GRCVB’s 2020-2021 Annual Report has been released, and the online report includes summaries from each of the Bureau’s departments (Sales, Destination Services, Marketing and Communications, Public Relations and International Tourism, Sports Marketing, Administration and Marketing Technology) on its progress last year developing our area’s visitor and arriving group business, despite impacts of the global pandemic.

You may read the full report here, but for an overview of 2020-2021, the following is excerpted from the introductory letter by last year’s chair of the GRCVB Board of Directors, Leon Cox.


Leon CoxThe 2020-2021 fiscal year was unlike any other for the Greater Raleigh CVB—and no doubt for us all—due to the impacts of the COVID-19 global pandemic. Both visitation and visitor spending in Wake County were significantly impacted by the pandemic, and both suffered a decline for the first time in 11 years.

Tourism-related employment was the hardest-hit sector both in Wake County and across the U.S. due to the pandemic and, alongside the steep drop in demand due to travel restrictions that began in March 2020, was the first impact felt locally. Research now shows that 38% of people who previously had been employed in Wake County’s tourism industries lost their jobs during calendar year 2020. (This contrasts with a 3.4% job loss in other Wake County industries.)

COVID-19’s human toll—of lives lost, jobs/incomes lost, lost livelihoods of many small business owners—is staggering. Wake County’s visitor economy contracted as it had not since the Great Recession, and our area’s pursuit of resilience for the travel and tourism industries will be multiyear and multilayered.

Though the decline of Wake County tourism was significant last year, the visitation and visitor spending that did occur were noteworthy. As more fully detailed within the pages of this Annual Report, Raleigh and Wake County’s destination marketing efforts introduced 12.9 million new faces to our communities in calendar year 2020.

Across their different reasons for visiting (including family day-trips and participation in sports tournaments), those area visitors contributed $1.7 billion in new spending to our local economy—spending which generates local/state tax revenues and still sustains 17,433 local jobs in the hospitality fields.

During the 2020-2021 fiscal year, Wake County’s lodging and prepared food and beverage taxes (Interlocal Fund) totaled $39.3 million in collections. In addition to the portion of the Interlocal Fund reinvested by our CVB into destination sales and marketing, these proceeds help shore up amenities, venues and facilities that draw day-trippers and overnight visitors, while also being valued by the residents in our own communities.

Leon Cox quote

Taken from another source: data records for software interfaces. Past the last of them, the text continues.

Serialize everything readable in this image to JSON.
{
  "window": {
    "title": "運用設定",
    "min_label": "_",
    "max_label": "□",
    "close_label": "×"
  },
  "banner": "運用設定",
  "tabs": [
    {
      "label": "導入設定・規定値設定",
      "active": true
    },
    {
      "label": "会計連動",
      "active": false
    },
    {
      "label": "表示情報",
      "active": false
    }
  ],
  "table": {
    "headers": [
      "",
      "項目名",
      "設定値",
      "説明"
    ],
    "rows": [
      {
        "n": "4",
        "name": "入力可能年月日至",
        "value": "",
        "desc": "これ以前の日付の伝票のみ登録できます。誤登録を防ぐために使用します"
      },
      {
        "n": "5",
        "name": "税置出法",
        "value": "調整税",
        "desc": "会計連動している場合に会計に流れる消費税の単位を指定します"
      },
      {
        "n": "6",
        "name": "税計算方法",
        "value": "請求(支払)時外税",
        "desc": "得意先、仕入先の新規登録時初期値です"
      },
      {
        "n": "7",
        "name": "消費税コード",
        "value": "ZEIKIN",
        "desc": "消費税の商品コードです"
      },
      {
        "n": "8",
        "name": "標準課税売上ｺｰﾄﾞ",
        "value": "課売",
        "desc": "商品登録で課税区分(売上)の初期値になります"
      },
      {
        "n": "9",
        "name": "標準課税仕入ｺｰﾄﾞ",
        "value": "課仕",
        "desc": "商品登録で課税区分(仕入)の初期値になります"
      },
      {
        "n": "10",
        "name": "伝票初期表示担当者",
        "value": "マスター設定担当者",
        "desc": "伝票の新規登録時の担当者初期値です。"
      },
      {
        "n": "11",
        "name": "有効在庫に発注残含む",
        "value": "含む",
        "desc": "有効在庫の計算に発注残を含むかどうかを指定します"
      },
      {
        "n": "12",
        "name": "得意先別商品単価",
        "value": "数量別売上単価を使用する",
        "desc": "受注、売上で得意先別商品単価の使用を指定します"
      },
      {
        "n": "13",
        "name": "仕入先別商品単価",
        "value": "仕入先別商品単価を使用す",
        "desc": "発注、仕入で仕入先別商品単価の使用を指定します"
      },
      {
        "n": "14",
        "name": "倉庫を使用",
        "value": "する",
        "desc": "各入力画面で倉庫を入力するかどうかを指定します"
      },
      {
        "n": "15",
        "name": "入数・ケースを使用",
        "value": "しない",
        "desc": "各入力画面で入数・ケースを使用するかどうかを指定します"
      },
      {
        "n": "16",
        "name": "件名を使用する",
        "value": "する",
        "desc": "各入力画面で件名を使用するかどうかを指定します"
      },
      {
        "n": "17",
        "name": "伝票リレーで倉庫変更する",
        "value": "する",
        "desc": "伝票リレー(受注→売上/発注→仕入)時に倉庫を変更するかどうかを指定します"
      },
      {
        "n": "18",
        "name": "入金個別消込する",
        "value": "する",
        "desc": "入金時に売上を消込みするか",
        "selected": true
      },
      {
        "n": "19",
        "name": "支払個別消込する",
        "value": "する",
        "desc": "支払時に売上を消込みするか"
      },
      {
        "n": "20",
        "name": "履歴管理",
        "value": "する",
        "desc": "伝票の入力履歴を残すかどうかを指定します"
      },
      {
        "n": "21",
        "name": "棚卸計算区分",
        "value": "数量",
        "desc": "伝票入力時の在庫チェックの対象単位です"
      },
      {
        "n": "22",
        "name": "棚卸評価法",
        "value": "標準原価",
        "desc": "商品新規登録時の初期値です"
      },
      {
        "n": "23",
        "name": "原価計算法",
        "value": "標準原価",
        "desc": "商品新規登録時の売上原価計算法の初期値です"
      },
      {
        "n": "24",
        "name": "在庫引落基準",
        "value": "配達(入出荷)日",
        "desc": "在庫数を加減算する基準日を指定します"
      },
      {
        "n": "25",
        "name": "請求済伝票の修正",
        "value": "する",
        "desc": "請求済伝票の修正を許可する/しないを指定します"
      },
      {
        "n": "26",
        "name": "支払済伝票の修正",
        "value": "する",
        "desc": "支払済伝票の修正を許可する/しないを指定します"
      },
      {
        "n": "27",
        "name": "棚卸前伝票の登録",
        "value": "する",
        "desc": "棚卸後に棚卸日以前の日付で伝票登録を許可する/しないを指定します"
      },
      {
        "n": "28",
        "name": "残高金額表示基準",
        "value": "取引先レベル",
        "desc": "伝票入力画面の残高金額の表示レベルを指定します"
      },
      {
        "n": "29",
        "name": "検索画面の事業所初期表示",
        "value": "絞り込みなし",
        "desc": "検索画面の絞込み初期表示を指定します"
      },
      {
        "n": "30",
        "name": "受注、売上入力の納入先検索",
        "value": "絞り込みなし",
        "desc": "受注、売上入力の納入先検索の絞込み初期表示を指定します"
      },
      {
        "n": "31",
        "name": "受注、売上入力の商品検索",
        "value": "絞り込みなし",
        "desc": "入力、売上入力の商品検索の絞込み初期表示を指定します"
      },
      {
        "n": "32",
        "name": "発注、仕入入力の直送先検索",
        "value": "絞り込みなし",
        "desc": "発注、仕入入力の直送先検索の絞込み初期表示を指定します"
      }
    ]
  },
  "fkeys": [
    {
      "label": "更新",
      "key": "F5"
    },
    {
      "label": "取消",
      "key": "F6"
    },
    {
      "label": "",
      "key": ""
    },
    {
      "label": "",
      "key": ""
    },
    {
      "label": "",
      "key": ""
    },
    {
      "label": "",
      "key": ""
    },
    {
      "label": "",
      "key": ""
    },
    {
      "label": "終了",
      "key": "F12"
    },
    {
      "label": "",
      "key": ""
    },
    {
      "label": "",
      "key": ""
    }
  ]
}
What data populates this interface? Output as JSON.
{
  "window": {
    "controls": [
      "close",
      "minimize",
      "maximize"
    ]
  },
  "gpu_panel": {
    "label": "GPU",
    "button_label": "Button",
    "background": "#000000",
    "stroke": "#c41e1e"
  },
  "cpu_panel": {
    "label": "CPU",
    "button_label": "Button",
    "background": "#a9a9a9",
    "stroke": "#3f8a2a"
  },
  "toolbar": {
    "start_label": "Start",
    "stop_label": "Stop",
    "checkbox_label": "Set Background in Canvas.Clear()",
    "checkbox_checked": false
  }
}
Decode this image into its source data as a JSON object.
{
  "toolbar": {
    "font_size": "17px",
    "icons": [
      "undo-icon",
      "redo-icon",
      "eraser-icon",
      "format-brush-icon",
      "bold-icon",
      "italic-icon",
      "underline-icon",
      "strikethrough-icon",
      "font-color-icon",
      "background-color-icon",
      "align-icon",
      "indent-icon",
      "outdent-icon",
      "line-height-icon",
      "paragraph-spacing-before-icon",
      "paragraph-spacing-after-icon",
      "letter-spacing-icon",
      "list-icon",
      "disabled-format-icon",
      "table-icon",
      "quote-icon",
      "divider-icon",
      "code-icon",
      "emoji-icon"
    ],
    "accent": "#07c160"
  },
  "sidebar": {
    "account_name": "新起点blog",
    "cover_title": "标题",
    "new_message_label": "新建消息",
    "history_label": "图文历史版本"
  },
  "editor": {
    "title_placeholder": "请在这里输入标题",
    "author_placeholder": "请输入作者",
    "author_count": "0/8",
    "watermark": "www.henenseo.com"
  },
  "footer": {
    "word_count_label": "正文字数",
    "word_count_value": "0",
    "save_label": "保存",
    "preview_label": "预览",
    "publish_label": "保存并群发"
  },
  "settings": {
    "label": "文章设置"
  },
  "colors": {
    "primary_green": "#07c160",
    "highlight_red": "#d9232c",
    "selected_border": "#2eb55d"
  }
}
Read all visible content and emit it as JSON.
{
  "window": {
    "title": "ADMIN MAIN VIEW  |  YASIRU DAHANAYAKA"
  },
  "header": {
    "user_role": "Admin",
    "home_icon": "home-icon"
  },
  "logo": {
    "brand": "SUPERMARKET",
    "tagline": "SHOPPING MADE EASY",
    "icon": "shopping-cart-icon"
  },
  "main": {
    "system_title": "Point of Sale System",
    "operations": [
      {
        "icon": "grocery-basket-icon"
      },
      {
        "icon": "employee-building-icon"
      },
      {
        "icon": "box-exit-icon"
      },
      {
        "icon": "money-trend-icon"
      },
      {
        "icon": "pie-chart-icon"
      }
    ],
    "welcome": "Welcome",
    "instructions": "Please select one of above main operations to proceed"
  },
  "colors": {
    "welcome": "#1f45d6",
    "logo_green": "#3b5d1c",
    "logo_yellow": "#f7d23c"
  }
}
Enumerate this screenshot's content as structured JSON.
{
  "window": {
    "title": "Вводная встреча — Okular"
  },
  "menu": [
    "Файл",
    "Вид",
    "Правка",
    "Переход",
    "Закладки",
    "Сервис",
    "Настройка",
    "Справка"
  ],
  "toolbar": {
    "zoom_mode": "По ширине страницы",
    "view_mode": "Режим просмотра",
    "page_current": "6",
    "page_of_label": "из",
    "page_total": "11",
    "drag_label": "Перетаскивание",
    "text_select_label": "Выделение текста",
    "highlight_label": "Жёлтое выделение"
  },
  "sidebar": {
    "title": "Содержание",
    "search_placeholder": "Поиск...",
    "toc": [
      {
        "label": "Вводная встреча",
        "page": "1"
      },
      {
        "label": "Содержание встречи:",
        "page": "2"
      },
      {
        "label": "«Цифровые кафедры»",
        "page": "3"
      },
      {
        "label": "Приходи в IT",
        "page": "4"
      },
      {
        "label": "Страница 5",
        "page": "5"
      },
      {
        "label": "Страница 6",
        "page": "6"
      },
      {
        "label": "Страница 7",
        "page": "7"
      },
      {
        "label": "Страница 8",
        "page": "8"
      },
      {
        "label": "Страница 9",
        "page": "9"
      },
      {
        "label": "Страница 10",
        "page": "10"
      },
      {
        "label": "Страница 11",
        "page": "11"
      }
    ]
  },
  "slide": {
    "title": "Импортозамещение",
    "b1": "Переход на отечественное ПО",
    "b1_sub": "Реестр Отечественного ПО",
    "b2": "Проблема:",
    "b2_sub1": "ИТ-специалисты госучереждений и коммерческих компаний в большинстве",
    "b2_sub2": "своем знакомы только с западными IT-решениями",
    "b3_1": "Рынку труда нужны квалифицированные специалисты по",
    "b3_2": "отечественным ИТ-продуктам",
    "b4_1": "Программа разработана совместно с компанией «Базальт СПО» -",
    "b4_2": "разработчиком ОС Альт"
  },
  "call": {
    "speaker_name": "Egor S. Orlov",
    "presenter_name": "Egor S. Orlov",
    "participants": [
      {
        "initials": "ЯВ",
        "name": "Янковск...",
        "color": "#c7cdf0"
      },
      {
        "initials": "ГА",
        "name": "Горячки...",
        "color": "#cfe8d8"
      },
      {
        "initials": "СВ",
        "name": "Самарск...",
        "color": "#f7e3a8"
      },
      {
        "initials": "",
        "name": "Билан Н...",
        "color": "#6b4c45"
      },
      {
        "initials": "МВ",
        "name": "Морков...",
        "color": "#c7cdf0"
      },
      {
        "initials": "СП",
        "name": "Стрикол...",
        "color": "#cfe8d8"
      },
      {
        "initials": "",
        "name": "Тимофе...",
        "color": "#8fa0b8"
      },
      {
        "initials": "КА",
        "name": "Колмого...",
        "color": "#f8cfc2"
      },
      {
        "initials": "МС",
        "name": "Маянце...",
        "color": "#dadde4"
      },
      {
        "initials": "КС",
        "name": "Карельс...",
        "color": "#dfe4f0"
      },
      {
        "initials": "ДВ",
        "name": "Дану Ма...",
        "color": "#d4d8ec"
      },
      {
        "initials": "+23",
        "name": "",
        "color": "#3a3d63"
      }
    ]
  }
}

The Bureau’s professionals have worked hard over the last year to lead the destination into COVID recovery—leading with new methods of support for local business partners and implementing a marketing strategy based on compassion for people affected by the crisis and empathy for clients/customers.